- **PROBLEM TO WORK ON**: For this exercise, write each entry below out precisely and omit the pictures.

══ WORKING DATA

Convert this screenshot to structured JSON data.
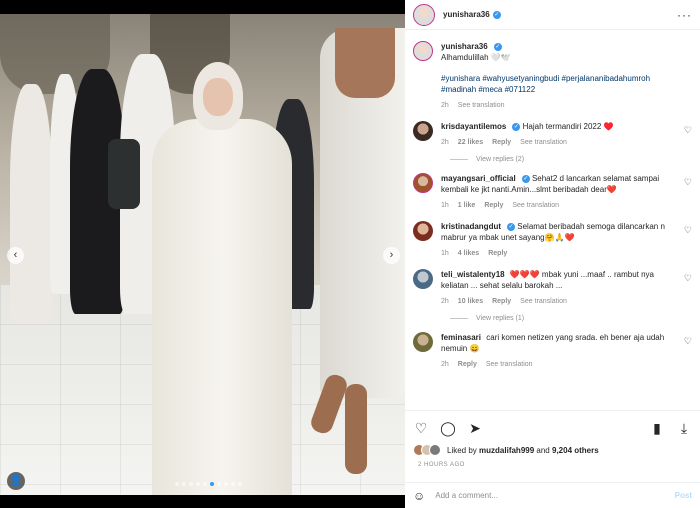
{
  "post": {
    "username": "yunishara36",
    "caption_text": "Alhamdulillah 🤍🕊️",
    "hashtags": "#yunishara #wahyusetyaningbudi #perjalananibadahumroh #madinah #meca #071122",
    "caption_time": "2h",
    "caption_see_translation": "See translation"
  },
  "comments": [
    {
      "user": "krisdayantilemos",
      "text": "Hajah termandiri 2022 ♥️",
      "time": "2h",
      "likes": "22 likes",
      "reply": "Reply",
      "translate": "See translation",
      "view_replies": "View replies (2)"
    },
    {
      "user": "mayangsari_official",
      "text": "Sehat2 d lancarkan selamat sampai kembali ke jkt nanti.Amin...slmt beribadah dear❤️",
      "time": "1h",
      "likes": "1 like",
      "reply": "Reply",
      "translate": "See translation"
    },
    {
      "user": "kristinadangdut",
      "text": "Selamat beribadah semoga dilancarkan n mabrur ya mbak unet sayang🤗🙏❤️",
      "time": "1h",
      "likes": "4 likes",
      "reply": "Reply"
    },
    {
      "user": "teli_wistalenty18",
      "text": "❤️❤️❤️ mbak yuni ...maaf .. rambut nya keliatan ... sehat selalu barokah ...",
      "time": "2h",
      "likes": "10 likes",
      "reply": "Reply",
      "translate": "See translation",
      "view_replies": "View replies (1)"
    },
    {
      "user": "feminasari",
      "text": "cari komen netizen yang srada. eh bener aja udah nemuin 😄",
      "time": "2h",
      "reply": "Reply",
      "translate": "See translation"
    }
  ],
  "likes": {
    "prefix": "Liked by",
    "user": "muzdalifah999",
    "and": "and",
    "others": "9,204 others"
  },
  "date": "2 HOURS AGO",
  "add_comment": {
    "placeholder": "Add a comment...",
    "post_label": "Post"
  },
  "icons": {
    "more": "more-dots-icon",
    "heart": "heart-icon",
    "comment": "comment-icon",
    "share": "share-icon",
    "save": "bookmark-icon",
    "download": "download-icon",
    "emoji": "emoji-icon"
  },
  "colors": {
    "link": "#00376b",
    "verified": "#3897f0",
    "muted": "#8e8e8e"
  }
}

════

- **WRITTEN SOLUTION**:
Convert this screenshot to structured JSON data.
{
  "post": {
    "username": "yunishara36",
    "caption_text": "Alhamdulillah 🤍🕊️",
    "hashtags": "#yunishara #wahyusetyaningbudi #perjalananibadahumroh #madinah #meca #071122",
    "caption_time": "2h",
    "caption_see_translation": "See translation"
  },
  "comments": [
    {
      "user": "krisdayantilemos",
      "text": "Hajah termandiri 2022 ♥️",
      "time": "2h",
      "likes": "22 likes",
      "reply": "Reply",
      "translate": "See translation",
      "view_replies": "View replies (2)"
    },
    {
      "user": "mayangsari_official",
      "text": "Sehat2 d lancarkan selamat sampai kembali ke jkt nanti.Amin...slmt beribadah dear❤️",
      "time": "1h",
      "likes": "1 like",
      "reply": "Reply",
      "translate": "See translation"
    },
    {
      "user": "kristinadangdut",
      "text": "Selamat beribadah semoga dilancarkan n mabrur ya mbak unet sayang🤗🙏❤️",
      "time": "1h",
      "likes": "4 likes",
      "reply": "Reply"
    },
    {
      "user": "teli_wistalenty18",
      "text": "❤️❤️❤️ mbak yuni ...maaf .. rambut nya keliatan ... sehat selalu barokah ...",
      "time": "2h",
      "likes": "10 likes",
      "reply": "Reply",
      "translate": "See translation",
      "view_replies": "View replies (1)"
    },
    {
      "user": "feminasari",
      "text": "cari komen netizen yang srada. eh bener aja udah nemuin 😄",
      "time": "2h",
      "reply": "Reply",
      "translate": "See translation"
    }
  ],
  "likes": {
    "prefix": "Liked by",
    "user": "muzdalifah999",
    "and": "and",
    "others": "9,204 others"
  },
  "date": "2 HOURS AGO",
  "add_comment": {
    "placeholder": "Add a comment...",
    "post_label": "Post"
  },
  "icons": {
    "more": "more-dots-icon",
    "heart": "heart-icon",
    "comment": "comment-icon",
    "share": "share-icon",
    "save": "bookmark-icon",
    "download": "download-icon",
    "emoji": "emoji-icon"
  },
  "colors": {
    "link": "#00376b",
    "verified": "#3897f0",
    "muted": "#8e8e8e"
  }
}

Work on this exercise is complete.